Pro tip: at this stage, do not allow yourself to get too caught up in writing an introduction or a conclusion. Usually both of these sections undergo so much revision over the course of future drafts that I’ve found that leaving them until closer to the end saves precious writing time and results in more effective introductions and conclusions. It is fine at the zero draft stage just to make a placeholder for the introduction and conclusion and move on.

These are some ideas for how to push past writer’s block. What about you? What strategies do you use that would be helpful to other academic writers?

Clarity in Academic Writing

Welcome to the inaugural blog post for MargaretEdits. I thought it made sense to start off with an issue that I find absolutely critical in good writing yet doesn’t receive a whole lot of attention: clarity. Let’s face it, what is the point of writing if your readers are going to struggle to understand what it is that you want to say to them?

Tip #1: while clarity is comprised of numerous components—sentence structure, organization, and proper grammar, just to name a few—there’s a very easy and reliable way to double-check for clarity and that is simply to read your work out loud.

It sounds obvious, but I’ve been surprised by how reluctant people are to take this extra step during the editing process. Thankfully, you don’t need a PhD in English to know when a sentence simply doesn’t sound right.

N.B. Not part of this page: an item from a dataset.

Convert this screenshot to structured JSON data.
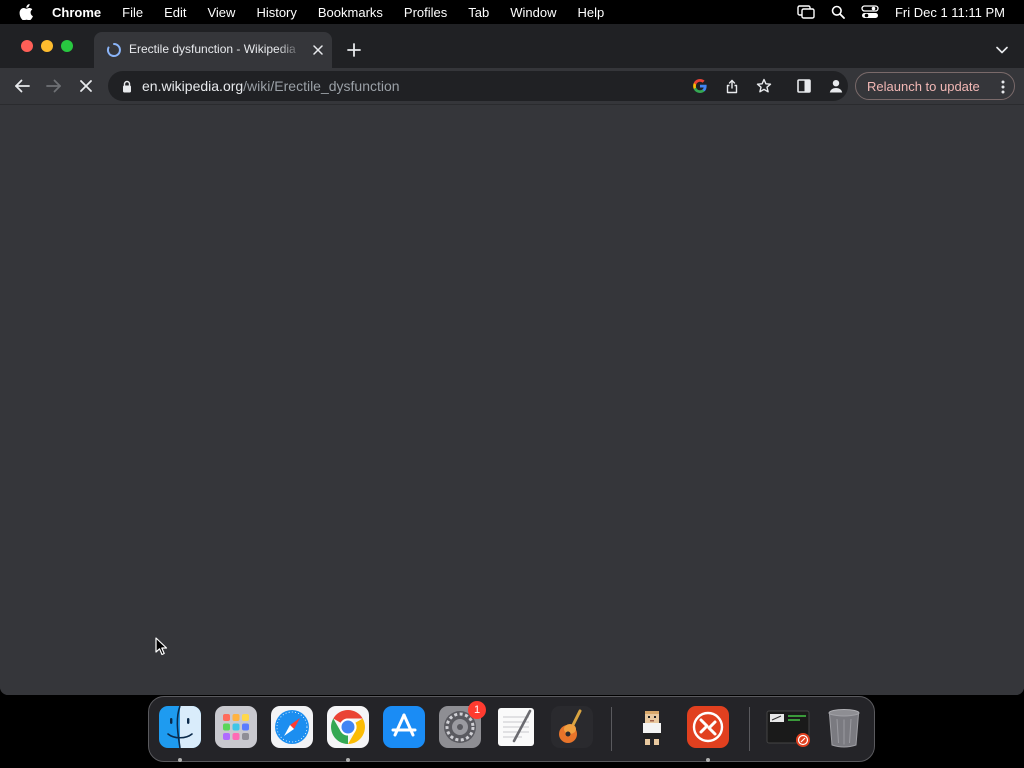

And folks, if you need to take a few breaths as you read a single sentence then it is probably a run-on or at least suffering from being overly wordy. I can’t tell you how many times I’ve read a critical sentence whose main points got buried due to verbose writing. In fact, nine times out of ten, being succinct is going to serve you and your reader much better.

clarityWhen we talk about clear writing, however, what exactly do we mean? I think it is writing that communicates an idea in the simplest and most precise way possible. For your writing to be lucid, you as the writer need to know exactly what you’re trying to say. When I ask clients to rewrite a sentence using the most straight-forward and simplest language possible, it sometimes takes them a few minutes to identify exactly what they were trying to say.

Which brings us to tip #2: if you don’t know what your main point is (whether it’s a sentence, a paragraph, or a whole document) then the reader will be that much more clueless. The purpose of academic writing is to communicate your ideas as clearly as possible while still engaging the reader. Make sure you are using effective topic sentences to  identify your main points and to give the reader a sense of where you’re going next.

Tip #3: related to this idea of clarity is knowing exactly what is the purpose of what you are trying to write. For example, when I sat down to type this blog, my goal was to explain to other academic writers the importance of clarity in writing. Always take a few seconds at the beginning of a writing session to evaluate what exactly you want to accomplish; maybe even jot down a short list that will also serve to get you into a good writing flow.

The bottom line: nobody has ever been criticized for writing that is too clear.